When Americans with Disabilities Act (ADA) experts planned a training session last year in Greenville for local governments and contractors, ADA trainer Sandy Hanebrink of Anderson booked space at Aloft Greenville Downtown — a brand-new hotel at the time.
Soon after Hanebrink arrived she discovered the new city garage that led to the hotel was inaccessible for people in a wheelchair. The garage’s height was too short: Instead of 8 feet, 2 inches, it was 7 feet tall. Some vans with wheelchair lifts need the extra foot of height. Also, Hanebrink, who is a quadriplegic, could not get from the parking space into the hotel because it was too steep.
Inside the hotel, she found other ADA problems, as well.

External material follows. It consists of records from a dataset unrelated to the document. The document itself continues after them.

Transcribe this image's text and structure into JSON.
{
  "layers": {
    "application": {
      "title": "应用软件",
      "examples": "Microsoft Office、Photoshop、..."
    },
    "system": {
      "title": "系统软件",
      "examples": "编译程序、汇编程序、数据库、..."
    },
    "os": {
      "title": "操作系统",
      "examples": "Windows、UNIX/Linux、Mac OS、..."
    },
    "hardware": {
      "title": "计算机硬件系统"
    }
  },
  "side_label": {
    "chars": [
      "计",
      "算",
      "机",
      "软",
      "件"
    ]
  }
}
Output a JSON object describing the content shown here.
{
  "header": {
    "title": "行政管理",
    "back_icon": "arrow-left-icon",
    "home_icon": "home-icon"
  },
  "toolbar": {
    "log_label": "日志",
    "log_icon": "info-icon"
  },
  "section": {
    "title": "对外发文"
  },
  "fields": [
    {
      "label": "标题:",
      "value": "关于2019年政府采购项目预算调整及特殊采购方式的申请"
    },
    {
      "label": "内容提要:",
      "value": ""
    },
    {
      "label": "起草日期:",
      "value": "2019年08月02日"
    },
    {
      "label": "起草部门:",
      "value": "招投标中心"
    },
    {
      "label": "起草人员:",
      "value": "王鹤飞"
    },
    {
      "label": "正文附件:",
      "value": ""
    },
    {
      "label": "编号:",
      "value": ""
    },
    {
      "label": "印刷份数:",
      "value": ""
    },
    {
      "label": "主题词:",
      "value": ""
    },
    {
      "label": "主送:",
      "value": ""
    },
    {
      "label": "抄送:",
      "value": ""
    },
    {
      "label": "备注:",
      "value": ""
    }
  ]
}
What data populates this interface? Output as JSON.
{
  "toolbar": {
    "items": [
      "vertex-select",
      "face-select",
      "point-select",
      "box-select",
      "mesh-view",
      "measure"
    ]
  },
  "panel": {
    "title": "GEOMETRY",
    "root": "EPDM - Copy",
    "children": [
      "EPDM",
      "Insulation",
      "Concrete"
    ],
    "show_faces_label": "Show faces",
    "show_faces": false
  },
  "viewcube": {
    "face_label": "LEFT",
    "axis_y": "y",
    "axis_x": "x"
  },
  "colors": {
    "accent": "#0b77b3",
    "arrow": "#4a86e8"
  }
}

“We thought that because it was brand-new, surely it would have been compliant. But it wasn’t,” says Hanebrink, executive director of Touch the Future, an Anderson nonprofit that provides ADA training, consulting, and assistive technology for people with disabilities.
Hanebrink’s experience illustrates how tricky it can be for businesses to remain compliant with ADA, which is a civil rights law passed in 1990. Sometimes a business owner can renovate or construct a new building, designed by architects and built by contractors — all of whom are presumably knowledgeable about the law. The building could be inspected by coding officials and open for business, and all seems fine until someone calls or files a formal ADA complaint or lawsuit.
“All of a sudden, you could find it’s not compliant, three years from now when someone sues over an ADA violation that the architect signed off on and the code people passed. There are huge pitfalls in the system,” says Mike Teachey, lead facilitator of Greenville CAN, which advocates for people with disabilities.
It’s up to companies to make sure their buildings are ADA-compliant. The smartest thing they could do is visit ada.gov to educate themselves about the law, Teachey says. “And don’t just assume that because someone signed off on it that everything is okay.”
Local building code officials inspect buildings for code compliance, not for compliance with federal laws like the ADA, which is enforced by the U.S. Department of Justice, says Mark Teal, risk manager and ADA coordinator for the City of Greenville.
“One thing that has improved dramatically over the years is that building codes are 98 to 99 percent parallel to what ADA requirements are. So when buildings are inspected for building and code compliance, they are inspected for codes that mirror ADA requirements,” Teal says.
It’s not foolproof, as the city garage mistake demonstrates.
When Hanebrink contacted Aloft and the city over the garage’s accessibility problems, both parties sought to make corrections.
Although the garage was designed to be ADA compliant, some additional work was done to meet specifications, Teal says.
Aloft Downtown Greenville also quickly responded to Hanebrink’s feedback, including her observation that the hotel’s bar had no area low enough for someone in a wheelchair.
According to McKibbon Hospitality, which owns Aloft, the company takes ADA compliance very seriously.
“Unfortunately, there were some unforeseen compliance issues at Aloft Greenville Downtown that were identified right after the opening. Our team reacted quickly and corrected the discrepancies immediately,” said McKibbon Hospitality Vice President of Development Erik Rowen, who responded to questions via email.
The hotel’s ADA-compliant updates included adding a table at the end of the bar for wheelchair service.
Typically, ADA issues are resolved the way Hanebrink handled it. Someone knowledgeable about the ADA lets the business owner or city know of a problem, and the business or city official can fix it. Some people might file a formal complaint with the federal ADA office, and still others might file a lawsuit, but the latter is rare, Teal says.
“I have heard of no local lawsuits about ADA in the city in the last couple of years,” he says.
Business owners who are renovating old facilities or building new ones need to think about the long-term consequences of being non-ADA compliant, Hanebrink and Teachey say.
These include both risk of a lawsuit and the loss of business. And it’s the right thing to do, Hanebrink says.
“Businesses have an obligation to provide equal access to their goods and services to people with disabilities, and it’s not optional,” Hanebrink says. “I would think you’d want to include everyone in your community.”
There are tax credits for businesses to make properties accessible. And the cost of being compliant is less than the cost of handling an ADA lawsuit, she says.
While lawsuits are not common, they might increase as the ADA approaches its 30th anniversary. Many young adults are what Hanebrink calls the “ADA generation,” who have grown up with the law and who expect buildings and companies to be ADA-compliant. If they feel something is wrong, they’ll file a federal complaint or sue, she says.
“All of these ADA issues are ticking time bombs that you don’t know when or where they’ll go off,” Teachey says.
Plus, companies that increase accessibility benefit by expanding their customer base. “If you don’t make it accessible, there are customers who will never go into your business,” Teachey says.